Available from Mrs Noggle Publishing.


14 August 2007

Yesterday I was walking through town on my way home from work. The roadworks around the corner of Wellington and William have disrupted the normal traffic pattern, so now a big swell of pedestrians builds up waiting to cross to the bus and train stations.

We were all standing there, eyes down, minds numb, waiting for the little green man, when someone started laughing at us. It was a kookaburra, perched atop the facade of the old Wellington building. It had been out in the world all day, snacking from the river, flying around as it pleased, while we were locked in our glass cages.

No wonder it was laughing.

Pushing pedals

8 August 2007

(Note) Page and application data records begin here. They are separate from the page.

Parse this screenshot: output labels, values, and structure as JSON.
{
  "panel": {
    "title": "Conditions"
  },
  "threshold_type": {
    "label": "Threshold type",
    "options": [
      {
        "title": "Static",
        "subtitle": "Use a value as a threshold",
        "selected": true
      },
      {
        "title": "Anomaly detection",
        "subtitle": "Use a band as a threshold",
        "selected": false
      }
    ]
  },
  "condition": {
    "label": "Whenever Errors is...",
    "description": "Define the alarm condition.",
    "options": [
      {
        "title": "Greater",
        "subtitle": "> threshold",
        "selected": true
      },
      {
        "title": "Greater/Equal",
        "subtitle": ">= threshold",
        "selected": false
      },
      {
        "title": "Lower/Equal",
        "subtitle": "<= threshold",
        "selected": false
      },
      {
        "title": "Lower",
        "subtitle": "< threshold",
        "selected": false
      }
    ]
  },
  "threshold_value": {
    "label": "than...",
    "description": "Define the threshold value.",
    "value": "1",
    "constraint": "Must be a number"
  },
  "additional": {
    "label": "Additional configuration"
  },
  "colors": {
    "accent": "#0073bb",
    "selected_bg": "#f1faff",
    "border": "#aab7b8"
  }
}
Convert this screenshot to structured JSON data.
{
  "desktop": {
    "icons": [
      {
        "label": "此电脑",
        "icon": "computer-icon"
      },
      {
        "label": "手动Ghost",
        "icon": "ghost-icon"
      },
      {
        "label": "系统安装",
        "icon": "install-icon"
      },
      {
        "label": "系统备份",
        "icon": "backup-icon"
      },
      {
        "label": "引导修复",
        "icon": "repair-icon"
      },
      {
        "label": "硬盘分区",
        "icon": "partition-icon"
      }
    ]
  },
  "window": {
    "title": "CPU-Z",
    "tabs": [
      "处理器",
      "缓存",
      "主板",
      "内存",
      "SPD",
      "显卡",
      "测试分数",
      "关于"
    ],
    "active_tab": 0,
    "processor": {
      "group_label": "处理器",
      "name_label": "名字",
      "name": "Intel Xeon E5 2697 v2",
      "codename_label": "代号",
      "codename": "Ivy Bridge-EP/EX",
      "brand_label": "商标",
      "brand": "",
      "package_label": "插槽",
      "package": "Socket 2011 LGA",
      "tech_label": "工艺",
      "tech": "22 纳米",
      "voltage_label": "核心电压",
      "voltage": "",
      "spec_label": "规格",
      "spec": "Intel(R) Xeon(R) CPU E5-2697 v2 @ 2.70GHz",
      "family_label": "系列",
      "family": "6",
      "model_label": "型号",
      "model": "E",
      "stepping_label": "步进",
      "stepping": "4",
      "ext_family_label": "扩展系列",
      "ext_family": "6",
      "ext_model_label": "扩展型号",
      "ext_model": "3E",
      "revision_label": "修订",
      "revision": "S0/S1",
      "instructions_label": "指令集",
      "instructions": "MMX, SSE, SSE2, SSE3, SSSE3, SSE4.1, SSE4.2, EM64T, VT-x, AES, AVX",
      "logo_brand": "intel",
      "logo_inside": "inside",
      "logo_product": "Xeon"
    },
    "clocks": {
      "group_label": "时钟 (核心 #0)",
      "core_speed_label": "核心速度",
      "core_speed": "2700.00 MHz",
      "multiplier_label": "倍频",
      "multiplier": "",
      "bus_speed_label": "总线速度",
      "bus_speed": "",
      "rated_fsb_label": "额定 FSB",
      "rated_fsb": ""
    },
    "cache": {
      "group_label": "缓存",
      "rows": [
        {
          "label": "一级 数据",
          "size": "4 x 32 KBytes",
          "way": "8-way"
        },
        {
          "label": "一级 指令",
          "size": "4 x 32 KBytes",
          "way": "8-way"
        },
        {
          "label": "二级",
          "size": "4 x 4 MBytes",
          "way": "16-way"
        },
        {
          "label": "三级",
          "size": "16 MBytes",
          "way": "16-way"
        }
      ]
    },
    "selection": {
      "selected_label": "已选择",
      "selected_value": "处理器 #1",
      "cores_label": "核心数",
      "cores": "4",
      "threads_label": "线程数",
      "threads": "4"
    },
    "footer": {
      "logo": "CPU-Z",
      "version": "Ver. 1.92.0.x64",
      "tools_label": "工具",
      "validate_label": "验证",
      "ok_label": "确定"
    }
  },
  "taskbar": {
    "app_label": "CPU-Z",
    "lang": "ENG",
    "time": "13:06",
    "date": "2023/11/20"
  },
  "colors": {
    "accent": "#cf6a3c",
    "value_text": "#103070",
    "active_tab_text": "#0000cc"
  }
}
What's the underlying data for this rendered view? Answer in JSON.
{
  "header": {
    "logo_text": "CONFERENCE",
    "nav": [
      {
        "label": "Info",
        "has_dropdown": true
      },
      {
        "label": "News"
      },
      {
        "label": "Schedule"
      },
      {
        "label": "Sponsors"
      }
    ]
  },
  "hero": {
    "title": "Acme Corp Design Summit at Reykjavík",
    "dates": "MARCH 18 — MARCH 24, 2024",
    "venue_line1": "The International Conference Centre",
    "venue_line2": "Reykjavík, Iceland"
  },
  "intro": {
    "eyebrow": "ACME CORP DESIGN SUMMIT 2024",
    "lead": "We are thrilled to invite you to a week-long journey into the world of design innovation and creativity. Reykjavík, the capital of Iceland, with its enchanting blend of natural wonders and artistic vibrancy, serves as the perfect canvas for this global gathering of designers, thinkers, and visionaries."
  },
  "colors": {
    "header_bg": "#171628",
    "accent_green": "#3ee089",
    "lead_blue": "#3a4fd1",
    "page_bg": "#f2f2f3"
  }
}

I bought a bicycle recently. I’ve been reading inspirational bike-related blogs and zines, the kind that have nothing much to say about cycling as a sport, and a great deal to say about cycling as a beautiful (and sometimes revolutionary) urban activity.

At the moment I’m quite sore, having taken my new machine out for a ride after work. I plotted an ambitious course and pushed myself to keep going. I’m not the fittest chap around, so at times it was hard going, but in the end I rode much further than I’d intended to and got home with a smile on my face.

Shorpy: Potomac 1935

5 August 2007

Potomac 1935

I can’t quite work out why I’m so interested by this photograph. It’s not great: the framing is fairly ordinary, and it seems very flat.

Perhaps it’s the look of concentration on the taxi driver’s face. It looks almost pained, and I can’t tell whether that’s because he’s been holding a pose for the photographer, or if it’s because he is waiting for a break in traffic that hasn’t arrived yet.